This shopping adventure will keep you up and on your feet, hopping from window to window, but worry not, if you’re a New Yorker, this should be a breeze.

Okachimachi in Tokyopexels-photo_Compressed 

Who knew that Tokyo has their own Diamond District?

While Tokyo has been named one of the most expensive cities in the world, it is also known as the world’s best place to shop - hands down. Nestled between the Ueno and Akihabara district is Okachimachi, a little-known hub for shopping in Tokyo. This gem is considered the Jewelry District of Tokyo. Tight-nit and urban, this area closely resembles the hustle and bustle of New York City - so if you thought you were escaping, you’d better think again.

In the past, Okachimachi was where the samurai made their territory. It was formed in the Edo era which lasted from 1603-1868 and was marked by economic growth and enjoyment of arts and culture. Over time, these samarai went from making their living through craftswork, to becoming jewelry makers.

Within Tokyo’s Jewelry District are various shops which carry everything and all things jewelry. Shopping for gold, silver, diamonds, or pearls? You’ve come to the right place. Some stores even offer jewelry fixing.

If you’re looking to sell your jewelry, there are places for that as well.

And last but not least...

The Diamond District in New York City.pexels-photo-374710

To read about this prime street for selling your jewelry and hunting down precious diamonds, check out this article about the secrets of the Diamond District. 

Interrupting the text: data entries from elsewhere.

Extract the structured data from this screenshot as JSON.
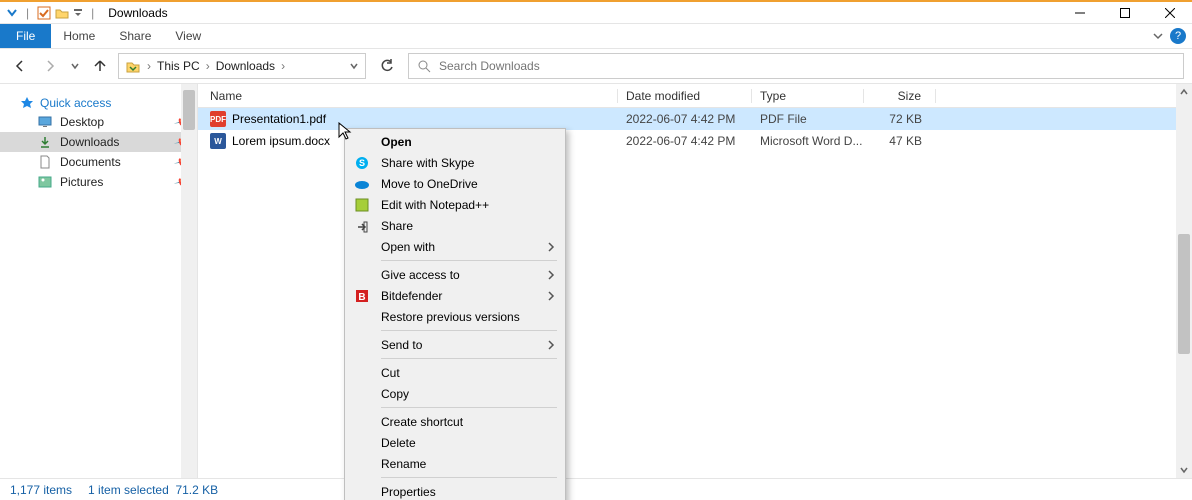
{
  "window": {
    "title": "Downloads"
  },
  "ribbon": {
    "file": "File",
    "home": "Home",
    "share": "Share",
    "view": "View"
  },
  "address": {
    "crumbs": [
      "This PC",
      "Downloads"
    ]
  },
  "search": {
    "placeholder": "Search Downloads"
  },
  "sidebar": {
    "quick_access": "Quick access",
    "items": [
      {
        "label": "Desktop"
      },
      {
        "label": "Downloads"
      },
      {
        "label": "Documents"
      },
      {
        "label": "Pictures"
      }
    ]
  },
  "columns": {
    "name": "Name",
    "date": "Date modified",
    "type": "Type",
    "size": "Size"
  },
  "files": [
    {
      "icon": "pdf",
      "name": "Presentation1.pdf",
      "date": "2022-06-07 4:42 PM",
      "type": "PDF File",
      "size": "72 KB",
      "selected": true
    },
    {
      "icon": "docx",
      "name": "Lorem ipsum.docx",
      "date": "2022-06-07 4:42 PM",
      "type": "Microsoft Word D...",
      "size": "47 KB",
      "selected": false
    }
  ],
  "context_menu": {
    "items": [
      {
        "label": "Open",
        "bold": true
      },
      {
        "label": "Share with Skype",
        "icon": "skype"
      },
      {
        "label": "Move to OneDrive",
        "icon": "onedrive"
      },
      {
        "label": "Edit with Notepad++",
        "icon": "npp"
      },
      {
        "label": "Share",
        "icon": "share"
      },
      {
        "label": "Open with",
        "submenu": true
      },
      {
        "sep": true
      },
      {
        "label": "Give access to",
        "submenu": true
      },
      {
        "label": "Bitdefender",
        "icon": "bitdefender",
        "submenu": true
      },
      {
        "label": "Restore previous versions"
      },
      {
        "sep": true
      },
      {
        "label": "Send to",
        "submenu": true
      },
      {
        "sep": true
      },
      {
        "label": "Cut"
      },
      {
        "label": "Copy"
      },
      {
        "sep": true
      },
      {
        "label": "Create shortcut"
      },
      {
        "label": "Delete"
      },
      {
        "label": "Rename"
      },
      {
        "sep": true
      },
      {
        "label": "Properties"
      }
    ]
  },
  "status": {
    "total": "1,177 items",
    "selected": "1 item selected",
    "size": "71.2 KB"
  }
}
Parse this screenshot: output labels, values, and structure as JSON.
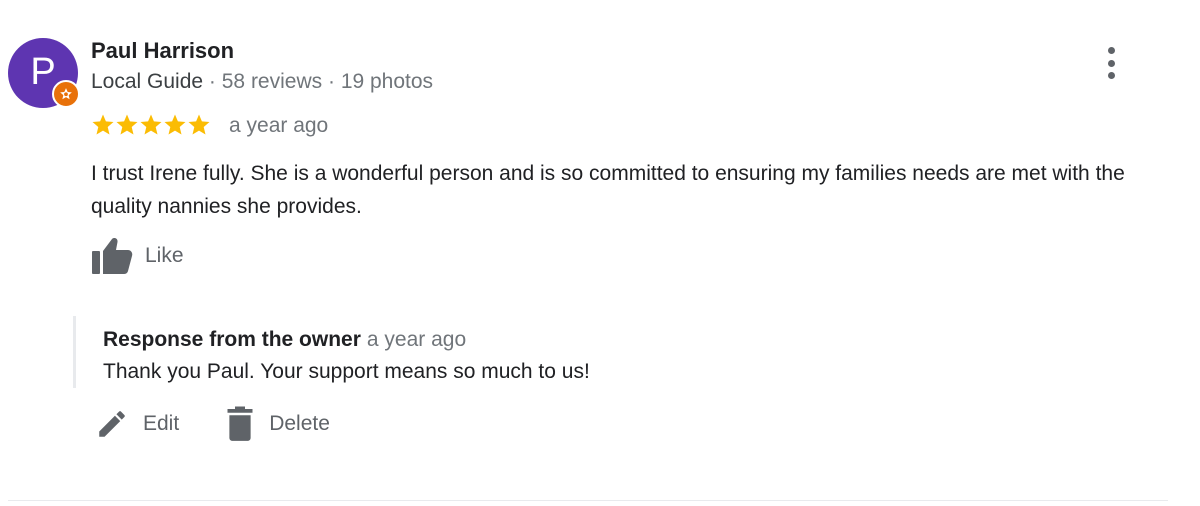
{
  "reviewer": {
    "name": "Paul Harrison",
    "initial": "P",
    "avatar_color": "#5e35b1",
    "badge_color": "#e8710a",
    "badge_icon": "local-guide-star-icon",
    "role": "Local Guide",
    "separator": " · ",
    "reviews": "58 reviews",
    "photos": "19 photos"
  },
  "review": {
    "rating": 5,
    "max_rating": 5,
    "star_color": "#fbbc04",
    "time": "a year ago",
    "text": "I trust Irene fully. She is a wonderful person and is so committed to ensuring my families needs are met with the quality nannies she provides."
  },
  "like": {
    "icon": "thumb-up-icon",
    "label": "Like"
  },
  "more_menu": {
    "icon": "more-vert-icon"
  },
  "owner_response": {
    "title": "Response from the owner",
    "time": "a year ago",
    "text": "Thank you Paul. Your support means so much to us!"
  },
  "actions": {
    "edit": {
      "icon": "pencil-icon",
      "label": "Edit"
    },
    "delete": {
      "icon": "trash-icon",
      "label": "Delete"
    }
  }
}
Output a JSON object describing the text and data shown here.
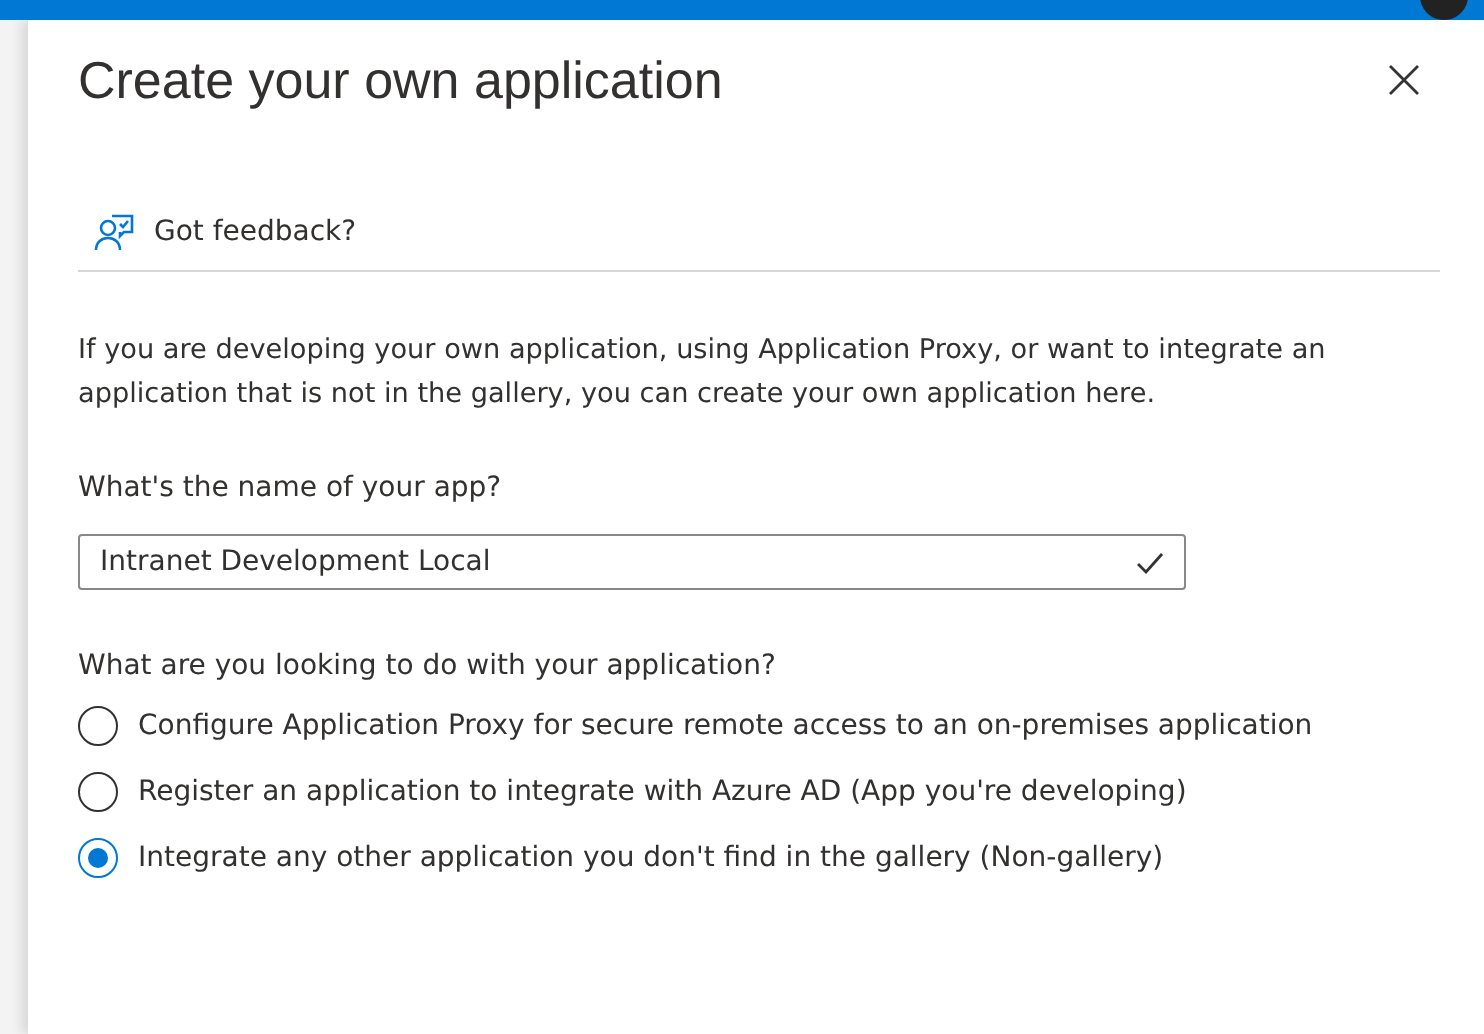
{
  "panel": {
    "title": "Create your own application",
    "feedback": "Got feedback?",
    "description": "If you are developing your own application, using Application Proxy, or want to integrate an application that is not in the gallery, you can create your own application here.",
    "name_field": {
      "label": "What's the name of your app?",
      "value": "Intranet Development Local",
      "valid": true
    },
    "purpose": {
      "label": "What are you looking to do with your application?",
      "options": [
        {
          "label": "Configure Application Proxy for secure remote access to an on-premises application",
          "selected": false
        },
        {
          "label": "Register an application to integrate with Azure AD (App you're developing)",
          "selected": false
        },
        {
          "label": "Integrate any other application you don't find in the gallery (Non-gallery)",
          "selected": true
        }
      ]
    }
  }
}
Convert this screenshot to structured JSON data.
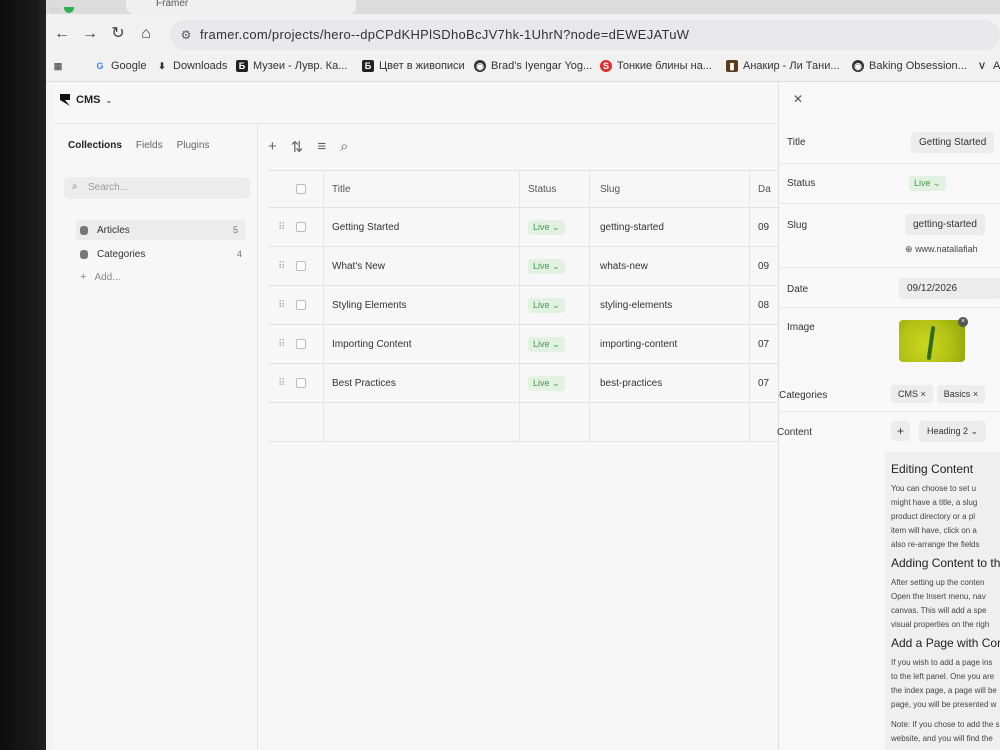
{
  "browser": {
    "tab_title": "Framer",
    "url": "framer.com/projects/hero--dpCPdKHPlSDhoBcJV7hk-1UhrN?node=dEWEJATuW",
    "bookmarks": [
      {
        "label": "Google",
        "icon": "google-icon"
      },
      {
        "label": "Downloads",
        "icon": "download-icon"
      },
      {
        "label": "Музеи - Лувр. Ка...",
        "icon": "b-letter-icon"
      },
      {
        "label": "Цвет в живописи",
        "icon": "b-letter-icon"
      },
      {
        "label": "Brad's Iyengar Yog...",
        "icon": "globe-icon"
      },
      {
        "label": "Тонкие блины на...",
        "icon": "s-letter-icon"
      },
      {
        "label": "Анакир - Ли Тани...",
        "icon": "book-icon"
      },
      {
        "label": "Baking Obsession...",
        "icon": "globe-icon"
      },
      {
        "label": "Al",
        "icon": "v-letter-icon"
      }
    ]
  },
  "app": {
    "menu_label": "CMS",
    "sidebar": {
      "tabs": [
        "Collections",
        "Fields",
        "Plugins"
      ],
      "search_placeholder": "Search...",
      "collections": [
        {
          "name": "Articles",
          "count": "5"
        },
        {
          "name": "Categories",
          "count": "4"
        }
      ],
      "add_label": "Add..."
    },
    "table": {
      "headers": {
        "title": "Title",
        "status": "Status",
        "slug": "Slug",
        "date": "Da"
      },
      "rows": [
        {
          "title": "Getting Started",
          "status": "Live",
          "slug": "getting-started",
          "date": "09"
        },
        {
          "title": "What's New",
          "status": "Live",
          "slug": "whats-new",
          "date": "09"
        },
        {
          "title": "Styling Elements",
          "status": "Live",
          "slug": "styling-elements",
          "date": "08"
        },
        {
          "title": "Importing Content",
          "status": "Live",
          "slug": "importing-content",
          "date": "07"
        },
        {
          "title": "Best Practices",
          "status": "Live",
          "slug": "best-practices",
          "date": "07"
        }
      ]
    },
    "panel": {
      "title_label": "Title",
      "title_value": "Getting Started",
      "status_label": "Status",
      "status_value": "Live",
      "slug_label": "Slug",
      "slug_value": "getting-started",
      "slug_url": "www.nataliafiah",
      "date_label": "Date",
      "date_value": "09/12/2026",
      "image_label": "Image",
      "categories_label": "Categories",
      "categories": [
        "CMS",
        "Basics"
      ],
      "content_label": "Content",
      "heading_select": "Heading 2",
      "content": {
        "h1": "Editing Content",
        "p1": [
          "You can choose to set u",
          "might have a title, a slug",
          "product directory or a pl",
          "item will have, click on a",
          "also re-arrange the fields"
        ],
        "h2": "Adding Content to th",
        "p2": [
          "After setting up the conten",
          "Open the Insert menu, nav",
          "canvas. This will add a spe",
          "visual properties on the righ"
        ],
        "h3": "Add a Page with Conte",
        "p3": [
          "If you wish to add a page ins",
          "to the left panel. One you are",
          "the index page, a page will be",
          "page, you will be presented w"
        ],
        "note": [
          "Note: If you chose to add the s",
          "website, and you will find the"
        ]
      }
    }
  },
  "colors": {
    "live_green": "#3f9a47",
    "live_bg": "#e3f1e3"
  }
}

Happy Traveling Jewelry Enthusiasts!





Topics: Watches, Diamonds, Jewelry, Buying Jewelry

January 01, 2018